- The problem -
For the records below, report how many lines include the string "network", leaving out everything except the number.

- Available records -
____

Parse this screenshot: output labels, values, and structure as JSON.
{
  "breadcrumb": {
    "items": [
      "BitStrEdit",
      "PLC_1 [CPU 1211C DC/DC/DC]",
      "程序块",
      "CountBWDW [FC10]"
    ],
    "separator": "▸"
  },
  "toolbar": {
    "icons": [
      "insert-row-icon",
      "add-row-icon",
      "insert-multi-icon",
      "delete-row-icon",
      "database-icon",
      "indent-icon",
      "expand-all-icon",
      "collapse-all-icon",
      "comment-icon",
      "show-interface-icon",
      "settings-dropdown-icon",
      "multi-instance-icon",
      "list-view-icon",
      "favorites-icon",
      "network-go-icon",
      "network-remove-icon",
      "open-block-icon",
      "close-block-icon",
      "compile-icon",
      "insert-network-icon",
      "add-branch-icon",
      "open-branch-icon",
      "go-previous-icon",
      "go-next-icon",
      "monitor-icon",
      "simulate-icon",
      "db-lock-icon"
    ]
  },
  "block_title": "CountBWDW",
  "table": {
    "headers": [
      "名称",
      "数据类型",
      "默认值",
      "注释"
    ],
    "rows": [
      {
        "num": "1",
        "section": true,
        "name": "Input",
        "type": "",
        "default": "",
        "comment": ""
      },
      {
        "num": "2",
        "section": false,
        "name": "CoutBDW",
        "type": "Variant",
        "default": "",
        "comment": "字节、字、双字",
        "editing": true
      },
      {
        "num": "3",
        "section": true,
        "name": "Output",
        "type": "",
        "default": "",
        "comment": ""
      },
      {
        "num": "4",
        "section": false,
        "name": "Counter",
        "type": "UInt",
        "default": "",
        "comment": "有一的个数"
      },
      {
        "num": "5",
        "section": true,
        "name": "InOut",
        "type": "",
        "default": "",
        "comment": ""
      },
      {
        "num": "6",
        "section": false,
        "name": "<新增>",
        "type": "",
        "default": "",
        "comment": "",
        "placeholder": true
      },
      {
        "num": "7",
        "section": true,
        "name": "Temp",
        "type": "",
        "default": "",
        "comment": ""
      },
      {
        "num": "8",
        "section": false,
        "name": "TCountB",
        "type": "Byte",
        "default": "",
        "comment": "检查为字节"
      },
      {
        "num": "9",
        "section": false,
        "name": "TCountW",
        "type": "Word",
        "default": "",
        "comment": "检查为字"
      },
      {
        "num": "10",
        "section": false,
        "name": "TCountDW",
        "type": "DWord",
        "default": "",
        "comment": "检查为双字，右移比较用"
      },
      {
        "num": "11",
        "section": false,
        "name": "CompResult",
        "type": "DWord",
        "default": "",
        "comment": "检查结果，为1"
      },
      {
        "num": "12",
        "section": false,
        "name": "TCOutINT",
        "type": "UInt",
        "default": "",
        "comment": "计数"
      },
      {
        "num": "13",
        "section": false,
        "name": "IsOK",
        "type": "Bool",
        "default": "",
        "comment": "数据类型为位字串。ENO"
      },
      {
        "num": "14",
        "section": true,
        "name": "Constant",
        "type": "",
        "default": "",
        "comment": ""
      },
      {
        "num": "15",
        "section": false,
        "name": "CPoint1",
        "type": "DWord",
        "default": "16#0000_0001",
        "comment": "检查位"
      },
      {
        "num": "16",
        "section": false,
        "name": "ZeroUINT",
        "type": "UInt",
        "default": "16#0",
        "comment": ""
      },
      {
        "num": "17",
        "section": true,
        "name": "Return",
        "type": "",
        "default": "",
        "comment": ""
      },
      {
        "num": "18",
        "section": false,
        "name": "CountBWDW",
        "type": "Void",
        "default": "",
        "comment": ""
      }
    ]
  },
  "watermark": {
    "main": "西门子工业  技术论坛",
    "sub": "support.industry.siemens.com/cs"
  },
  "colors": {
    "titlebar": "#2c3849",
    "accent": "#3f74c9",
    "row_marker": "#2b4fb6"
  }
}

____

- Completed task -
3